As such, these same competitors will adopt the new solution as well. More and more companies from adjacent and complementary spaces will jump onboard.
This will help accelerate the young company’s growth. It will also facilitate the arms race in the sector.
For the young social commerce company, it’s a win-win. First, because it gains customers, partners, and revenues as the brand grows and the dollars start flowing. Second, because the more its platform expands, the more the company scales, and the better its offering gets.
Facebook was a decent offering when it covered a single university campus. That said, it changed the world when it starting taking over continents. Only when it reached that scale did Facebook manage to permeate people’s lives on a deeper level, and enjoy guaranteed adoption with new features, offerings, and monetization channels.
Know What’s Coming When You Give Up Your Independence
Young companies should ride the wave of independence for as long as they can. This will only benefit them as they amass more data, entrench themselves with partners, and grow in scope and scale.
Eventually, customers and partners will realize they can’t afford not to own you, and they will pay a hefty premium to get in on your offering.
In the case of the social commerce company, the organization makes itself essential to its ecosystem by giving each competitor a leg up. Competitors keep coming back, and will continue to do so as long as they’re in business.

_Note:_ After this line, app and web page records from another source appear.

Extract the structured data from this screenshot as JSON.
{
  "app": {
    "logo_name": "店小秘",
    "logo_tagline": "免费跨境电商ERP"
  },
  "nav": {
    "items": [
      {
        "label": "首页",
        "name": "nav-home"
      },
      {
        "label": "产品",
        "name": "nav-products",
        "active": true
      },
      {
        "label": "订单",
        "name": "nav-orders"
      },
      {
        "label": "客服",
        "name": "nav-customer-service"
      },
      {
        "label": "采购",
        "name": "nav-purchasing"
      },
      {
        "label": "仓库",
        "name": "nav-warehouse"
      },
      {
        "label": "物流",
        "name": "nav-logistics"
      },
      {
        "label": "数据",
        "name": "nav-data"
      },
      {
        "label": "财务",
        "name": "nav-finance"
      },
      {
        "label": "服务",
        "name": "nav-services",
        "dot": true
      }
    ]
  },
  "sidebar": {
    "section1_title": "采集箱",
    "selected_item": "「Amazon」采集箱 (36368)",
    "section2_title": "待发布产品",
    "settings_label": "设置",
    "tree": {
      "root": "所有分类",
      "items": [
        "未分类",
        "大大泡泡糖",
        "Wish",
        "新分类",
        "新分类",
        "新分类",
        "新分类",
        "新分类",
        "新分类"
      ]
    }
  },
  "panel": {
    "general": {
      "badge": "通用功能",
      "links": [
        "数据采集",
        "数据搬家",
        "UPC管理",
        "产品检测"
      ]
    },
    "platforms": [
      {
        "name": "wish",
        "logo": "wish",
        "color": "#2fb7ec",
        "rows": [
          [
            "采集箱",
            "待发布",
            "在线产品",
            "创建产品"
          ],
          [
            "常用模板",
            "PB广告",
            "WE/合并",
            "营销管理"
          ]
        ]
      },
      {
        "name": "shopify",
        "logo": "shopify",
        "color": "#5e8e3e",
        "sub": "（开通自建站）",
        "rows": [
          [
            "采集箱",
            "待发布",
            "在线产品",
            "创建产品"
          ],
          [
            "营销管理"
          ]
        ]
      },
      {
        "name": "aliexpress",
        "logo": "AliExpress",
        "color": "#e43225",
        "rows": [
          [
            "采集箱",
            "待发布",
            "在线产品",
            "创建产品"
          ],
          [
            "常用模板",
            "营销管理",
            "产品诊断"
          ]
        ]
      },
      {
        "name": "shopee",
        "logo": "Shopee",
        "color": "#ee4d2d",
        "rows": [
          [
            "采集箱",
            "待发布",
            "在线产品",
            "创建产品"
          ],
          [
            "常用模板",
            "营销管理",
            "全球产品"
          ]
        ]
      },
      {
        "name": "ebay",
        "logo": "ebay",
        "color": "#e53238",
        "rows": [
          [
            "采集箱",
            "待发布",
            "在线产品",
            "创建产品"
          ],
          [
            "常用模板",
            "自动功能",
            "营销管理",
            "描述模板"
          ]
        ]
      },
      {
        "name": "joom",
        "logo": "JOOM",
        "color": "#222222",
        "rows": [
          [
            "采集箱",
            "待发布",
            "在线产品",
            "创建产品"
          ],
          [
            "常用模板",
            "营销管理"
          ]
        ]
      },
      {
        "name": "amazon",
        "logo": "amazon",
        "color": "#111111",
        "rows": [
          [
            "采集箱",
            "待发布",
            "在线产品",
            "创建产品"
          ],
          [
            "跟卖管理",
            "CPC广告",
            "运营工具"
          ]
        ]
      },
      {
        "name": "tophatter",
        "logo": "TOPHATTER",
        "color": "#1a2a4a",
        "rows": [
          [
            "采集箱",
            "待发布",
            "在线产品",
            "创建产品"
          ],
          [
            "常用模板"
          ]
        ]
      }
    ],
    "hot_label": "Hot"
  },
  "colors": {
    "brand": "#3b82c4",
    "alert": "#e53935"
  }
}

The problem is that if the social commerce company sells itself to Drybar, for instance, then it will eliminate any chance of doing continued business with Blo, DreamDry, Halo, Haute Air, Pouf, Hairports, etc.
Why would these brands want to support a company that’s now owned by their biggest competitor?

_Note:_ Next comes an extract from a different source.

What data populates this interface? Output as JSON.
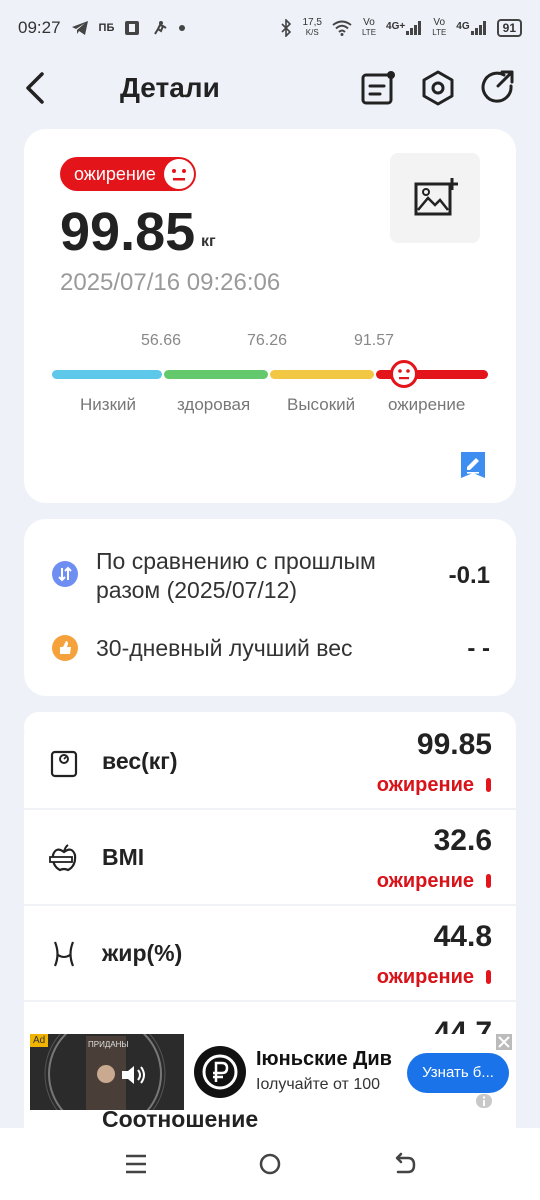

The short answer is that they wouldn’t.
In this same vein, imagine that JUMP Bikes was partnering with Uber, Lyft, Getaround, Zipcar, DiDi, Grab, and others. It would have a broad user funnel from all these platforms, and become a better offering as a result. But by selling itself to Uber, JUMP would close the door on every other competitor that isn’t interested in helping a no-longer independent company—particularly one that has aligned itself with their chief competitor.
Platform Depth & Scale May Eventually Be Worth the Sale
Note that it may be worth giving up your independence if both 1) the price is right and 2) you’re exchanging breadth for depth.
On the former, the offer price has to be meaningful enough that you couldn’t obtain a similar valuation by continuing to run the business yourself. On the latter, by forgoing independence and aligning with a single competitor in the market, you may be sacrificing surface-level leads in exchange for access to a much deeper platform (including new sales opportunities).
Say, for example, that JUMP was only getting casual, peripheral users from Uber and its competitors. By selling to Uber, JUMP would be trading its independence for access to a deeper base of Uber riders and use cases. Instead of remaining a fringe offering, JUMP would be integrated into Uber’s consumer-facing, industrial, commercial, autonomous, etc. areas of expansion. And for this reason, the tradeoff might be worth it.
In summary, independent platforms make the most of network effects. They’re a unique business model innovation that positions a company at the center of its ecosystem and allows it to benefit as a key partner—a partner of all the players in a given sector.
But in the right situations, young companies should remain independent—that is, so long as they can scale and refine their platforms. Competition will fuel their growth as a result, and potential buyers may discover they can’t afford not to own them.